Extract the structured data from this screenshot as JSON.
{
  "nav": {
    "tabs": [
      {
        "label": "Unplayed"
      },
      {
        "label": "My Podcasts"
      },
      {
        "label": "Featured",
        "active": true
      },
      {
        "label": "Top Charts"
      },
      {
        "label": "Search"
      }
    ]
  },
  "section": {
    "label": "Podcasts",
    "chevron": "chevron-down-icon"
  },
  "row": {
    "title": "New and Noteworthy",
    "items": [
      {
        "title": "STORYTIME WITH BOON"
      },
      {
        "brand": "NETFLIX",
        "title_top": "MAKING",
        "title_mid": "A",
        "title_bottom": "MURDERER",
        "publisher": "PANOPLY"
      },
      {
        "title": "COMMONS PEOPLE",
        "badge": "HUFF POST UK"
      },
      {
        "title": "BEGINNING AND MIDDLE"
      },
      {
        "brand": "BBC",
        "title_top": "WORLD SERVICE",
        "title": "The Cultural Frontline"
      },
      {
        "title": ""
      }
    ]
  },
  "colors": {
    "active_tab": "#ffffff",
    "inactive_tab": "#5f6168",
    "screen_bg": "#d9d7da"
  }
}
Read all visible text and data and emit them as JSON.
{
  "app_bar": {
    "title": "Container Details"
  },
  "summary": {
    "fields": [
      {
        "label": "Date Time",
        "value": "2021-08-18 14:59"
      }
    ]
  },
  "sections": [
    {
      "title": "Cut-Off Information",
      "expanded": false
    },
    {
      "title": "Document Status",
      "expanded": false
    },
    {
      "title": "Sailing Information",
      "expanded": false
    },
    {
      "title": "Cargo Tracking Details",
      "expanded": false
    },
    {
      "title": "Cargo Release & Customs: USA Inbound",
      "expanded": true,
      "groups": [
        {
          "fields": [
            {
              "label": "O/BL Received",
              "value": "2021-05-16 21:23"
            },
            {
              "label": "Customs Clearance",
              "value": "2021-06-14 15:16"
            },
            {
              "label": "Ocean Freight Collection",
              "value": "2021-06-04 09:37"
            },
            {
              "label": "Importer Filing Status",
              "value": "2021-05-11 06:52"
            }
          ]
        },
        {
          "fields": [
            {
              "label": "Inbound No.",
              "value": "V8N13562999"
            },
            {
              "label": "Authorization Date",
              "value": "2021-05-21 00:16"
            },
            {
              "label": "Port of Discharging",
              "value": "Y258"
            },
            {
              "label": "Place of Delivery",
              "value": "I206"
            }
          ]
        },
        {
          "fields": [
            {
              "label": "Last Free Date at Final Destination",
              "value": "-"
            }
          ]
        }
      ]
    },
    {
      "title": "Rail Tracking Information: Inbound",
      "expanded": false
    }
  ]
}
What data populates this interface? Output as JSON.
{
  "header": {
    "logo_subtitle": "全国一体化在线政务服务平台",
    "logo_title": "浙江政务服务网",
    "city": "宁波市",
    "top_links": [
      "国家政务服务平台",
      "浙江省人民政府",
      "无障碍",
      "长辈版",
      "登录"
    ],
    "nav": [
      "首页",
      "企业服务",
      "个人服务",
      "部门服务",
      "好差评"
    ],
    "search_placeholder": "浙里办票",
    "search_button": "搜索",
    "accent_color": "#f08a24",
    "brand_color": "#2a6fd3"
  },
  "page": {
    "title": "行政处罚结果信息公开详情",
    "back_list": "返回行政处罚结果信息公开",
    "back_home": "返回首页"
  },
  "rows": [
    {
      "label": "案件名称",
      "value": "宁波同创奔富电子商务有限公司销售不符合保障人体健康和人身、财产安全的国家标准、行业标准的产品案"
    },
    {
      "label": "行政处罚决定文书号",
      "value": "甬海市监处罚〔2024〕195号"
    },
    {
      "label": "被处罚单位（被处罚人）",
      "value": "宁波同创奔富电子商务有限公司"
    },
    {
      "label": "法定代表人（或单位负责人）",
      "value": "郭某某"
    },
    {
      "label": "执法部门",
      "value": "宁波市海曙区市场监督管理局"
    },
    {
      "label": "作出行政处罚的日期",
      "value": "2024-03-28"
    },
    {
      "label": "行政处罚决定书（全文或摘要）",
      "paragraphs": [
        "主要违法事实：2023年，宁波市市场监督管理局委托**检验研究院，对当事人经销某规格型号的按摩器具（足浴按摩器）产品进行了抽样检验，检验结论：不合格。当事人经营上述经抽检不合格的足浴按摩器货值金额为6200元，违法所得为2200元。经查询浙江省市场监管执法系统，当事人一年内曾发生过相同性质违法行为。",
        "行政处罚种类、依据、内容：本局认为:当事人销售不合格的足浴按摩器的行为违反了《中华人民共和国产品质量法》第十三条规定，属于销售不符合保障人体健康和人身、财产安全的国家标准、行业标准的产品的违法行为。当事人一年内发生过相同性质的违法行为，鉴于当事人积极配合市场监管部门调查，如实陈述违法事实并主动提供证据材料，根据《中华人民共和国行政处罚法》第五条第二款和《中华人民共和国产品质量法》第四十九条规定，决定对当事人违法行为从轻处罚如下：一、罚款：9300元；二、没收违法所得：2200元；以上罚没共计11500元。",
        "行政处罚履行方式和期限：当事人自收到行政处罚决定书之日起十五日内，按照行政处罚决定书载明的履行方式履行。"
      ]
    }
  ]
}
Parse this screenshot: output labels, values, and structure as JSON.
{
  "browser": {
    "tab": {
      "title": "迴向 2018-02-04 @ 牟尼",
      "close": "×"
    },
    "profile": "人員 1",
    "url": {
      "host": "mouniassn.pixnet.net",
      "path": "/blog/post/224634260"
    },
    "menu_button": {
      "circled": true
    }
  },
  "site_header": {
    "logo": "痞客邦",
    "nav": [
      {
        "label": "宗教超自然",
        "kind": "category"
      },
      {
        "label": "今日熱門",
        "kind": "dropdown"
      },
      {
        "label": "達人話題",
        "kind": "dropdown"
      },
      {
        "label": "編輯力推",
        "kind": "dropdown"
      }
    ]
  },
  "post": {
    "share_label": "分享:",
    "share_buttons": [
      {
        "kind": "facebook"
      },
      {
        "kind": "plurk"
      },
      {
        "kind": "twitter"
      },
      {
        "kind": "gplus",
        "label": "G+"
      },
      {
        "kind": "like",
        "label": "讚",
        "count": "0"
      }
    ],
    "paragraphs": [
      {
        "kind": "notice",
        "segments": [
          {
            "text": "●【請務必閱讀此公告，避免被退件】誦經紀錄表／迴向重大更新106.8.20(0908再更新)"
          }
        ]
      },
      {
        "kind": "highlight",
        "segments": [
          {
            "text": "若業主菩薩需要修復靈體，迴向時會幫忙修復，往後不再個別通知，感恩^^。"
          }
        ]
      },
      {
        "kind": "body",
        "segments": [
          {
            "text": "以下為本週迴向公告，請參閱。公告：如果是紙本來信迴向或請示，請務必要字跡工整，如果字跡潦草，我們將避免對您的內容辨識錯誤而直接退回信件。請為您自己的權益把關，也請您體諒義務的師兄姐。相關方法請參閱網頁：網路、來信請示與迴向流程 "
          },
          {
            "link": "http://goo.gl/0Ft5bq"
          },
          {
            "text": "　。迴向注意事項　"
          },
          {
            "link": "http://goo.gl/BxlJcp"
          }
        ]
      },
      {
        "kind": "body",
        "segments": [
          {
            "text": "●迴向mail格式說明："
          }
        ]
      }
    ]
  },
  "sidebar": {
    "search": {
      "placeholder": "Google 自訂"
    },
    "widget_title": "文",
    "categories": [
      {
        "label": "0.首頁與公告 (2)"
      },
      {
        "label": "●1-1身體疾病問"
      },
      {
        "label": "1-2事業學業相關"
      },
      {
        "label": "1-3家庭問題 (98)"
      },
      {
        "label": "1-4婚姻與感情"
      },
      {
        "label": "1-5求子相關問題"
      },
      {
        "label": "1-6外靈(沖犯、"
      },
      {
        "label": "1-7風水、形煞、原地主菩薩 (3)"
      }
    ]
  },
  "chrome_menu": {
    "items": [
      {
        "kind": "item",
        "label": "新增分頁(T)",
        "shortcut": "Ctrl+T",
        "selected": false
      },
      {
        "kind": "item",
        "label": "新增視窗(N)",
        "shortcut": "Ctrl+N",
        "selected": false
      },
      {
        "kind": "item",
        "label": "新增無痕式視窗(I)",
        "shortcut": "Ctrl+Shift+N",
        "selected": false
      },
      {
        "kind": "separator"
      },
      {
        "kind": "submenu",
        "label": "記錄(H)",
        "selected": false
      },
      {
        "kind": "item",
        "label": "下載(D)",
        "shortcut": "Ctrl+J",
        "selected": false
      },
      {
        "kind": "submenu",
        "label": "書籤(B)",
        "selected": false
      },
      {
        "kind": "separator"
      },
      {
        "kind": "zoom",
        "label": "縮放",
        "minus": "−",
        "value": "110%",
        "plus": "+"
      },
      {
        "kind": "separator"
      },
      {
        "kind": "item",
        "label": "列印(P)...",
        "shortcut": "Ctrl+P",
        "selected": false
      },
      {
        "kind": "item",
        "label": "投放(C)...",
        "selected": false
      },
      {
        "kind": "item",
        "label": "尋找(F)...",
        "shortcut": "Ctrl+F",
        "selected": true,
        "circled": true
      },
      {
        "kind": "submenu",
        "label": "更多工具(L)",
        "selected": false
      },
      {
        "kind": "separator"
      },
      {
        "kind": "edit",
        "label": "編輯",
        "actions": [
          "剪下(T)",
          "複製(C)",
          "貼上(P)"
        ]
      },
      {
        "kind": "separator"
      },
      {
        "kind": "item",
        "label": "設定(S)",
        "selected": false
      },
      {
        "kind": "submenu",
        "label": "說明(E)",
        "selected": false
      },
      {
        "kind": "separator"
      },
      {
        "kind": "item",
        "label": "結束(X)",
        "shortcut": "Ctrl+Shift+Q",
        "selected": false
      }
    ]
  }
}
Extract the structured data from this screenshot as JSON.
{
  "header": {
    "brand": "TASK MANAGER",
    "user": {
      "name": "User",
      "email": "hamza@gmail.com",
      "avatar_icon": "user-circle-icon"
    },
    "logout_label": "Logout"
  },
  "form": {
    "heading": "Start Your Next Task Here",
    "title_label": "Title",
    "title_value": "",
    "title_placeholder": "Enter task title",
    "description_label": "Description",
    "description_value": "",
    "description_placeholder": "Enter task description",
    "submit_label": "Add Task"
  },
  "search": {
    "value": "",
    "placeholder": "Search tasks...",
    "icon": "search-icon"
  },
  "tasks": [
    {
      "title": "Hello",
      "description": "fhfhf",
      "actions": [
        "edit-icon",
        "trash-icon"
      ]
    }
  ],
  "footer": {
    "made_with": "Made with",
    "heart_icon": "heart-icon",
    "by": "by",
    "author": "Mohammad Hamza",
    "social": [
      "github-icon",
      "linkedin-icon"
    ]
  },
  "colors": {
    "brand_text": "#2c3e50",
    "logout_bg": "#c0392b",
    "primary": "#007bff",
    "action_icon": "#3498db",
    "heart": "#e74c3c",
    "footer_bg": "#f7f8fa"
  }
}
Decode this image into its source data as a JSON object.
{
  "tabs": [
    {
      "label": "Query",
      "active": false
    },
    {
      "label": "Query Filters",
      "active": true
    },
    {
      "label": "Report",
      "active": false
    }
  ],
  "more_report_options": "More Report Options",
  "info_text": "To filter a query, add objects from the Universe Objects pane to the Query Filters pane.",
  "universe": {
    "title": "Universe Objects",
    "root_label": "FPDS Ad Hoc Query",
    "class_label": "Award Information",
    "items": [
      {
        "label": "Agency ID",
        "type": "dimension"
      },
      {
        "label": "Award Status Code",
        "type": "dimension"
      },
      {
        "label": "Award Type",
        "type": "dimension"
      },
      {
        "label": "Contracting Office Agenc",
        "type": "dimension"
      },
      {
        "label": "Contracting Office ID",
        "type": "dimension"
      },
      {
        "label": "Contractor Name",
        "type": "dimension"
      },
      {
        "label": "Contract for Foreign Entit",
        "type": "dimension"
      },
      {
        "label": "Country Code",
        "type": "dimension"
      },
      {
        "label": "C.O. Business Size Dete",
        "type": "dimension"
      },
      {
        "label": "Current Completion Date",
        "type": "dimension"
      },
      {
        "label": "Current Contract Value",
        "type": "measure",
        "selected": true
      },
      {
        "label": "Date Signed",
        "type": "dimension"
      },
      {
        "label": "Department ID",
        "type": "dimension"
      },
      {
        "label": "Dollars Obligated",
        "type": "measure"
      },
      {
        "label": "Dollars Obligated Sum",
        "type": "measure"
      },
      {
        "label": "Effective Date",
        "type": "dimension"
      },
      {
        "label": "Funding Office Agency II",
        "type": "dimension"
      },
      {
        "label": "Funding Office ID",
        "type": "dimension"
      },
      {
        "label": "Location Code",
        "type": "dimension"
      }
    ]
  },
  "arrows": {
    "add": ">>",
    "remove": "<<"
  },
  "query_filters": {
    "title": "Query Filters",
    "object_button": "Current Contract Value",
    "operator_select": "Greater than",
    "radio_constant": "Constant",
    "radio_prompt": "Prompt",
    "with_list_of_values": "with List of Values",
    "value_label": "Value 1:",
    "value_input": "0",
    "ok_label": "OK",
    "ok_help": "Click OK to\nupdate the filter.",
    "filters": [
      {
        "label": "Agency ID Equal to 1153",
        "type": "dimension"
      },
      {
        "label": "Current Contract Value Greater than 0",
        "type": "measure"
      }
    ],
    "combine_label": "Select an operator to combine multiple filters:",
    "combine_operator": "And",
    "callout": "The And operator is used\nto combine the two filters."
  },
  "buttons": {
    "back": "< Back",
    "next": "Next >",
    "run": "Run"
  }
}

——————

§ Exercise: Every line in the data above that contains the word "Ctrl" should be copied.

§ Answer for this exercise:
        "shortcut": "Ctrl+T",
        "shortcut": "Ctrl+N",
        "shortcut": "Ctrl+Shift+N",
        "shortcut": "Ctrl+J",
        "shortcut": "Ctrl+P",
        "shortcut": "Ctrl+F",
        "shortcut": "Ctrl+Shift+Q",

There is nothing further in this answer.